I say all this to set the action of Tamo and others in context. Tamo is fighting for the world that will be left to his generation in the future. I believe what Kinder Morgan and companies like it are doing is an intergenerational crime but there are no legal precedents to pursue criminal charges on that basis.
The following video contains Campos' speech:

What Could Possibly Go Wrong?



Plenty.
When construction crews begin digging a new canal this month across Nicaragua, connecting the Pacific and Atlantic, it’ll be a boon to global shipping and, the government says, to the economy of the second-poorest nation in the Americas. But activists, scientists and others are increasingly alarmed by the environmental impact of a 173-mile artificial waterway—wider, deeper and three and a half times the length of the Panama Canal
The grim facts include:
-The new canal and its infrastructure, from roads to pipelines to power plants, will destroy or alter nearly one million acres of rainforest and wetlands.

-The canal route lies in the middle of a hurricane belt. A storm like Hurricane Mitch, which killed 3,800 people in Nicaragua in 1998, would probably cause the canal to flood,
triggering mudslides that would breach locks and dams. Communities, homes, roads and power lines would be swamped.

Add to that the fact that the route canal will cut across Lake Nicaragua, which is the source of most of the country's fresh drinking water. As a consequence,
critics say ship traffic will pollute the water with industrial chemicals and introduce destructive invasive plants and animals.
All in all, this sounds like yet another of the many recipes for disaster that the world is currently contending with or awaiting.





Thursday, November 20, 2014

Must Be A Form Of Tough Love



For a government that frequently and loudly proclaims its veneration of our military, the Harper regime has a strange way of showing the love:
Veterans Affairs Canada has returned $1.13 billion to the federal treasury in unspent funds since the Conservatives came to power in 2006 — cash that critics say should have gone toward improved benefits and services.
In what I'm sure is a mere 'coincidence,
Data tabled in the House in response to a written question shows roughly one-third of the so-called lapsed funds were handed back between the 2011 and 2013 budget years when the government was engaged in a massive deficit-cutting drive.
Asked by NDP MP Peter Stoffer about the unspent funds, Veteran Affairs minister Julian Fantino, drawing upon a talent undoubtedly honed through his various career incarnations, responded with a non-answer, saying that the government has spent a total of $30 billion for vets since 2006:
“It means improved rehabilitation for Canadian veterans,” Fantino said. “It means more counselling for veterans’ families.

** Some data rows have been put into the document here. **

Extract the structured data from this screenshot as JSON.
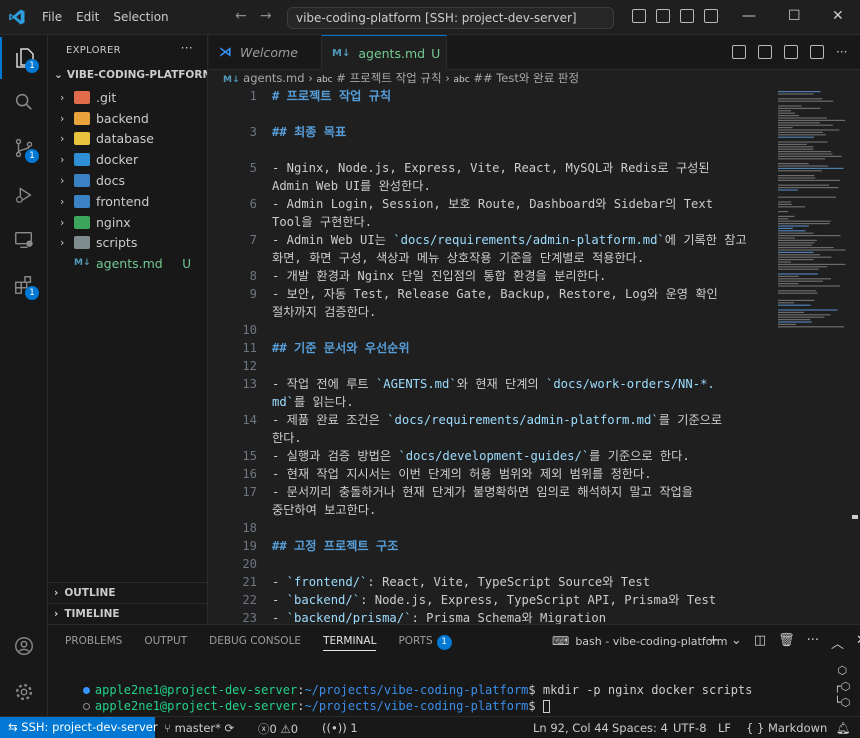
{
  "titlebar": {
    "menu": [
      "File",
      "Edit",
      "Selection"
    ],
    "command_center": "vibe-coding-platform [SSH: project-dev-server]"
  },
  "activity_bar": {
    "items": [
      {
        "name": "explorer",
        "badge": "1"
      },
      {
        "name": "search",
        "badge": ""
      },
      {
        "name": "source-control",
        "badge": "1"
      },
      {
        "name": "run-debug",
        "badge": ""
      },
      {
        "name": "remote-explorer",
        "badge": ""
      },
      {
        "name": "extensions",
        "badge": "1"
      }
    ]
  },
  "explorer": {
    "title": "EXPLORER",
    "root": "VIBE-CODING-PLATFORM ...",
    "items": [
      {
        "label": ".git",
        "type": "folder",
        "color": "#e06c4c"
      },
      {
        "label": "backend",
        "type": "folder",
        "color": "#e8a33d"
      },
      {
        "label": "database",
        "type": "folder",
        "color": "#e8c33d"
      },
      {
        "label": "docker",
        "type": "folder",
        "color": "#2f8fd6"
      },
      {
        "label": "docs",
        "type": "folder",
        "color": "#3b82c4"
      },
      {
        "label": "frontend",
        "type": "folder",
        "color": "#3b82c4"
      },
      {
        "label": "nginx",
        "type": "folder",
        "color": "#3ba55c"
      },
      {
        "label": "scripts",
        "type": "folder",
        "color": "#7f8c8d"
      },
      {
        "label": "agents.md",
        "type": "file",
        "status": "U"
      }
    ],
    "sections": [
      "OUTLINE",
      "TIMELINE"
    ]
  },
  "tabs": [
    {
      "label": "Welcome",
      "italic": true
    },
    {
      "label": "agents.md",
      "status": "U",
      "active": true
    }
  ],
  "breadcrumbs": [
    "agents.md",
    "# 프로젝트 작업 규칙",
    "## Test와 완료 판정"
  ],
  "editor": {
    "lines": [
      {
        "n": "1",
        "parts": [
          {
            "t": "# 프로젝트 작업 규칙",
            "c": "h"
          }
        ]
      },
      {
        "n": "",
        "parts": []
      },
      {
        "n": "3",
        "parts": [
          {
            "t": "## 최종 목표",
            "c": "h"
          }
        ]
      },
      {
        "n": "",
        "parts": []
      },
      {
        "n": "5",
        "parts": [
          {
            "t": "- Nginx, Node.js, Express, Vite, React, MySQL과 Redis로 구성된",
            "c": ""
          }
        ]
      },
      {
        "n": "",
        "parts": [
          {
            "t": "Admin Web UI를 완성한다.",
            "c": ""
          }
        ]
      },
      {
        "n": "6",
        "parts": [
          {
            "t": "- Admin Login, Session, 보호 Route, Dashboard와 Sidebar의 Text",
            "c": ""
          }
        ]
      },
      {
        "n": "",
        "parts": [
          {
            "t": "Tool을 구현한다.",
            "c": ""
          }
        ]
      },
      {
        "n": "7",
        "parts": [
          {
            "t": "- Admin Web UI는 ",
            "c": ""
          },
          {
            "t": "`docs/requirements/admin-platform.md`",
            "c": "ic2"
          },
          {
            "t": "에 기록한 참고",
            "c": ""
          }
        ]
      },
      {
        "n": "",
        "parts": [
          {
            "t": "화면, 화면 구성, 색상과 메뉴 상호작용 기준을 단계별로 적용한다.",
            "c": ""
          }
        ]
      },
      {
        "n": "8",
        "parts": [
          {
            "t": "- 개발 환경과 Nginx 단일 진입점의 통합 환경을 분리한다.",
            "c": ""
          }
        ]
      },
      {
        "n": "9",
        "parts": [
          {
            "t": "- 보안, 자동 Test, Release Gate, Backup, Restore, Log와 운영 확인",
            "c": ""
          }
        ]
      },
      {
        "n": "",
        "parts": [
          {
            "t": "절차까지 검증한다.",
            "c": ""
          }
        ]
      },
      {
        "n": "10",
        "parts": []
      },
      {
        "n": "11",
        "parts": [
          {
            "t": "## 기준 문서와 우선순위",
            "c": "h"
          }
        ]
      },
      {
        "n": "12",
        "parts": []
      },
      {
        "n": "13",
        "parts": [
          {
            "t": "- 작업 전에 루트 ",
            "c": ""
          },
          {
            "t": "`AGENTS.md`",
            "c": "ic2"
          },
          {
            "t": "와 현재 단계의 ",
            "c": ""
          },
          {
            "t": "`docs/work-orders/NN-*.",
            "c": "ic2"
          }
        ]
      },
      {
        "n": "",
        "parts": [
          {
            "t": "md`",
            "c": "ic2"
          },
          {
            "t": "를 읽는다.",
            "c": ""
          }
        ]
      },
      {
        "n": "14",
        "parts": [
          {
            "t": "- 제품 완료 조건은 ",
            "c": ""
          },
          {
            "t": "`docs/requirements/admin-platform.md`",
            "c": "ic2"
          },
          {
            "t": "를 기준으로",
            "c": ""
          }
        ]
      },
      {
        "n": "",
        "parts": [
          {
            "t": "한다.",
            "c": ""
          }
        ]
      },
      {
        "n": "15",
        "parts": [
          {
            "t": "- 실행과 검증 방법은 ",
            "c": ""
          },
          {
            "t": "`docs/development-guides/`",
            "c": "ic2"
          },
          {
            "t": "를 기준으로 한다.",
            "c": ""
          }
        ]
      },
      {
        "n": "16",
        "parts": [
          {
            "t": "- 현재 작업 지시서는 이번 단계의 허용 범위와 제외 범위를 정한다.",
            "c": ""
          }
        ]
      },
      {
        "n": "17",
        "parts": [
          {
            "t": "- 문서끼리 충돌하거나 현재 단계가 불명확하면 임의로 해석하지 말고 작업을",
            "c": ""
          }
        ]
      },
      {
        "n": "",
        "parts": [
          {
            "t": "중단하여 보고한다.",
            "c": ""
          }
        ]
      },
      {
        "n": "18",
        "parts": []
      },
      {
        "n": "19",
        "parts": [
          {
            "t": "## 고정 프로젝트 구조",
            "c": "h"
          }
        ]
      },
      {
        "n": "20",
        "parts": []
      },
      {
        "n": "21",
        "parts": [
          {
            "t": "- ",
            "c": ""
          },
          {
            "t": "`frontend/`",
            "c": "ic2"
          },
          {
            "t": ": React, Vite, TypeScript Source와 Test",
            "c": ""
          }
        ]
      },
      {
        "n": "22",
        "parts": [
          {
            "t": "- ",
            "c": ""
          },
          {
            "t": "`backend/`",
            "c": "ic2"
          },
          {
            "t": ": Node.js, Express, TypeScript API, Prisma와 Test",
            "c": ""
          }
        ]
      },
      {
        "n": "23",
        "parts": [
          {
            "t": "- ",
            "c": ""
          },
          {
            "t": "`backend/prisma/`",
            "c": "ic2"
          },
          {
            "t": ": Prisma Schema와 Migration",
            "c": ""
          }
        ]
      }
    ]
  },
  "panel": {
    "tabs": [
      "PROBLEMS",
      "OUTPUT",
      "DEBUG CONSOLE",
      "TERMINAL",
      "PORTS"
    ],
    "active_tab": "TERMINAL",
    "ports_badge": "1",
    "terminal_name": "bash - vibe-coding-platform",
    "lines": [
      {
        "user": "apple2ne1@project-dev-server",
        "sep": ":",
        "path": "~/projects/vibe-coding-platform",
        "prompt": "$ ",
        "cmd": "mkdir -p nginx docker scripts",
        "dot": "#3794ff"
      },
      {
        "user": "apple2ne1@project-dev-server",
        "sep": ":",
        "path": "~/projects/vibe-coding-platform",
        "prompt": "$ ",
        "cmd": "",
        "dot": "#8b8b8b"
      }
    ]
  },
  "statusbar": {
    "remote": "SSH: project-dev-server",
    "branch": "master*",
    "errors": "0",
    "warnings": "0",
    "ports": "1",
    "position": "Ln 92, Col 44",
    "spaces": "Spaces: 4",
    "encoding": "UTF-8",
    "eol": "LF",
    "language": "Markdown"
  }
}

It means more money for veterans’ higher education and retraining. It means we care deeply about our veterans.”
If I know the law from watching television, one could characterize the minister as being non-responsive, which allowed Stoffer to offer his own interpretation of the withheld funds:
“The deputy ministers . . . have obviously been told by the higher-ups that, ‘This money has to come back to us in order for us to have our books balanced, and that way we can use that money for other purposes, like income-splitting.’”
Not to be outdone, Liberal veterans critic Frank Valeriote offered a trenchant assessment, saying that
ex-soldiers who’ve been denied benefits will look at the unspent funds and feel “hoodwinked, completely abandoned” and wonder why they’ve made sacrifices for their country.

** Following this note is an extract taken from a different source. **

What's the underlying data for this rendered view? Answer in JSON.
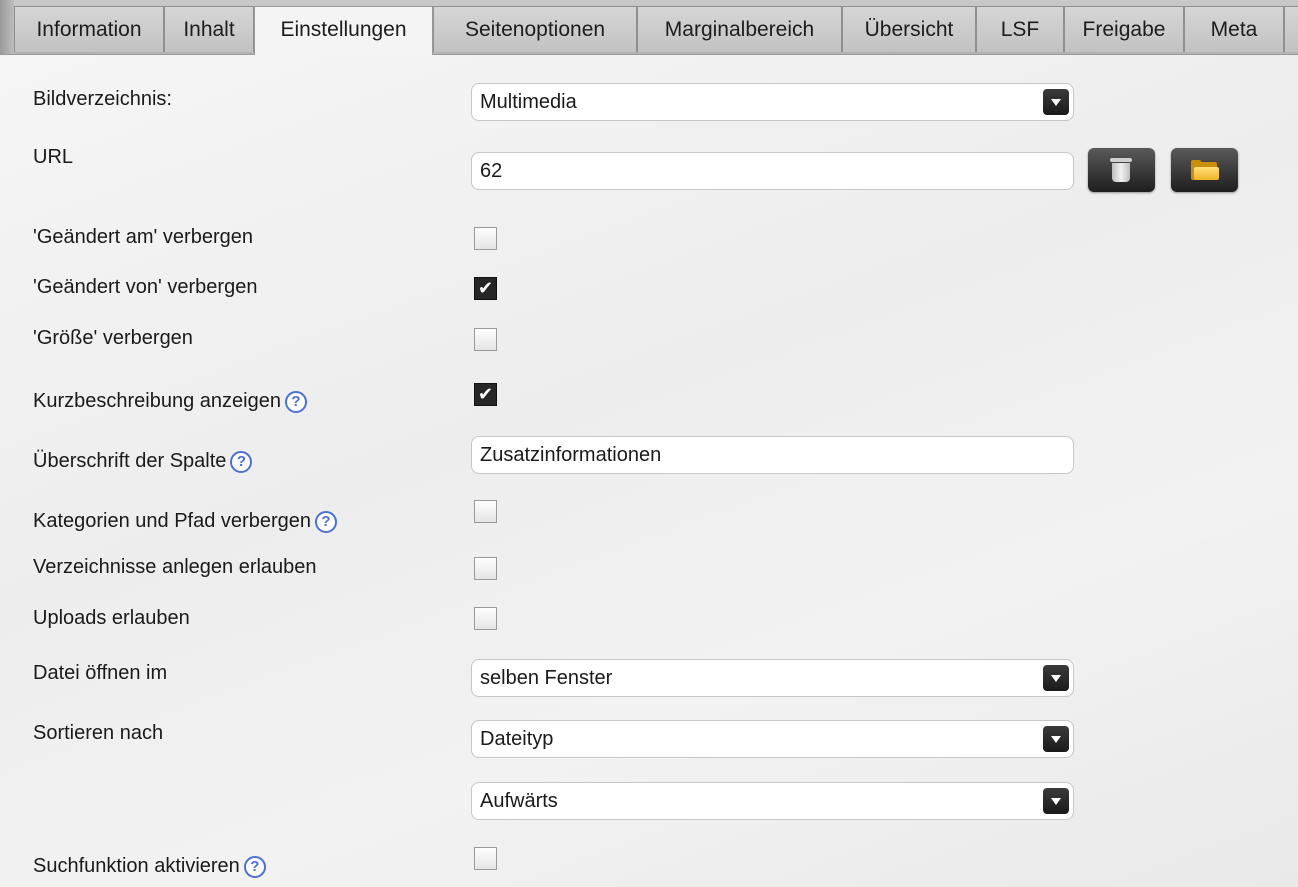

“It is reprehensible and unconscionable what they’re doing so that the government can create an image of fiscal responsibility”.
Perhaps in light of what many would describe as a betrayal of veterans, the Kenora Legion might like to rethink the punitive measures it took against Rev. Sandra Tankard for speaking out on their behalf on Remembrance Day. They have clearly misidentified the true enemy here.